The news reports that a rare 400-year-old slate tablet was discovered this past summer at Jamestown, Virginia, the first permanent English settlement in America. With the help of enhanced imagery and an expert in Elizabethan script, archaeologists are beginning to unravel the meaning of the mysterious text and images etched into this tablet.
Various enhancements of the images and writing have helped researchers identify a 16th-century writing style and to discern new symbols. Researchers say the characters may be from an obscure Algonquian Indian alphabet created by an English scientist to help explorers pronounce the language spoken by the Virginia Indians.
“Just like finding the Rosetta Stone led to a better understanding of the Egyptians, this tablet is beginning to add significantly to our understanding of the earliest years at Jamestown.”
To help researchers decipher the inscriptions, curators at the Smithsonian Institution’s Museum Conservation Institute recently produced enhanced images of the slate through a process known as reflectance transformation imaging.
Hundreds of high-resolution digital images were taken of the tablet using multiple angled lights to exaggerate the appearance of grooves in the slate’s surface—like watching the sun rise and set on an object.
The images on the slate are difficult to see with the naked eye, because they are the same dark gray color as the slate and they overlap.
Based on an initial examination of images, Heather Wolfe, curator of manuscripts and an expert in Elizabethan script at the Folger Shakespeare Library in Washington, D.C., thinks that much of the cursive writing on the slate appears to be written in secretary hand, the main form of cursive handwriting taught in England during the early 16th and 17th centuries.
Archaeologists discovered the slate in the center of James Fort in a well most likely built in 1609 under the direction of Capt.

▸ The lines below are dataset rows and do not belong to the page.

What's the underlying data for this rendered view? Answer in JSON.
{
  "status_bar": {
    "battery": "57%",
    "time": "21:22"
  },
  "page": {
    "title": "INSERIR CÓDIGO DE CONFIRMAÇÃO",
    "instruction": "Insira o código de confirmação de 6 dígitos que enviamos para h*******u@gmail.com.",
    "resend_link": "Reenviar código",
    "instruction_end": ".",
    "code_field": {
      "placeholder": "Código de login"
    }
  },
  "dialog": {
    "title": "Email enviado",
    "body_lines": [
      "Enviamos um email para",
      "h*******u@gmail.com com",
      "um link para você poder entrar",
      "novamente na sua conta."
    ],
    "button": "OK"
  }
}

John Smith, a founding leader of Jamestown, which was established in 1607.